1. I really like the name of their event. “Open Door Studios” rather than just “open studios” seems more inviting and descriptive.
2. Four of the six artists were set up to demonstrate what they do to visitors. This was great! And you could tell they were getting good feedback. I’ve never before seen glass beads being made and it was very cool.
3. Bead artist Ginny Sycuro didn’t rely on the signs provided by the event management. She had her own signs made and had them hanging from her balcony and at the street corner. BIG difference!
4. A number of the artists didn’t have title cards and price tags beside or on their artworks. This is bad form when people are shopping.
5. One artist had a sign on the door that said “Please come in.” We came in and wandered all around her first floor for at least 10 minutes without ever seeing a soul.

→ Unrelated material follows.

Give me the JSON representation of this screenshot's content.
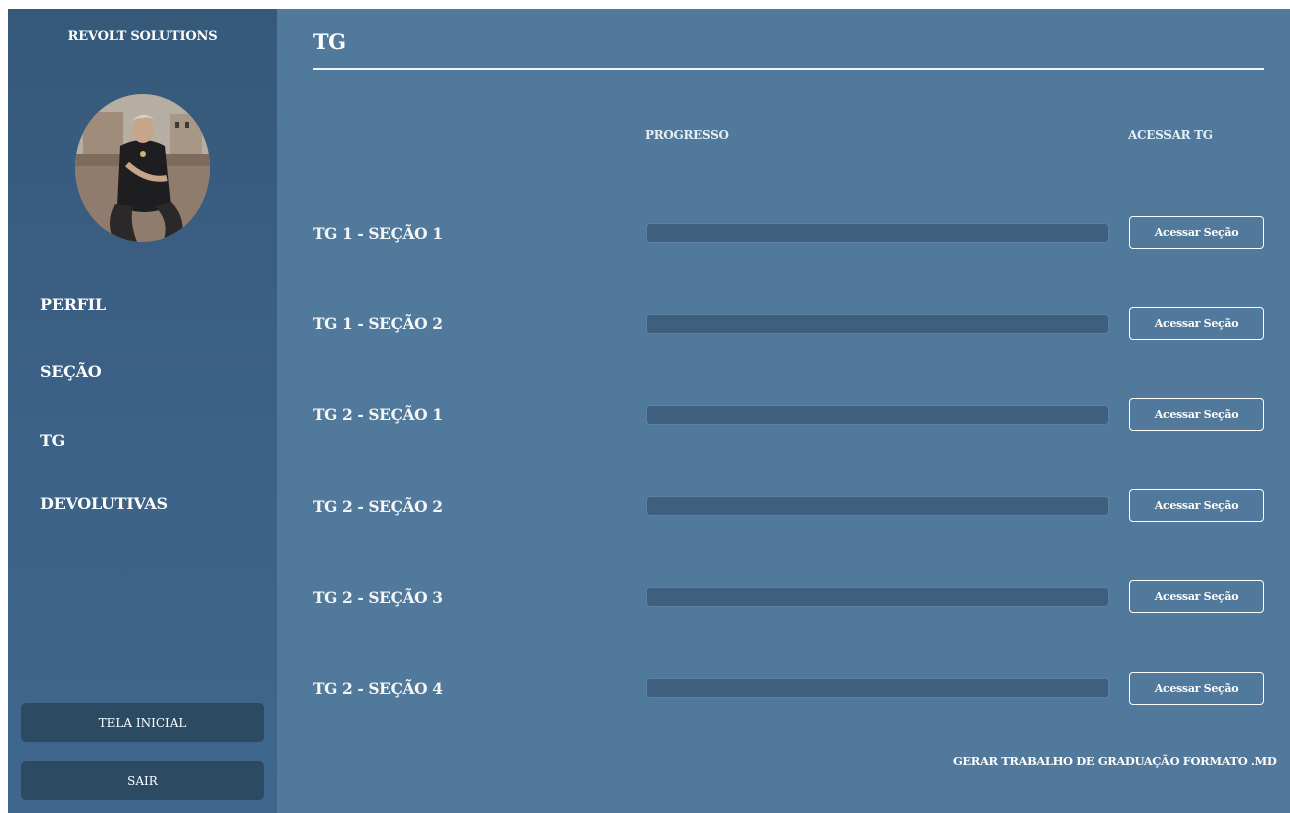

We heard people downstairs, but no one was there to greet us. Not only was it not welcoming, but we could have easily absconded with a number of items without anyone ever seeing our faces. The rest of the artists were very welcoming and had people there (spouses, friends) to help them manage visitors.
6. The studio tour needs a website or at least a single page that links to the artists. I had no idea what to expect until I visited the first artists’ studio and picked up a program. Previous to that, I had received an invitation, which didn’t even mention the artists’ mediums or studio addresses.
Image: Here I am on the left with pastel artist Gail Posner. I really liked her inspiration walls–three walls full of postcards and ideas that wrapped around her small studio.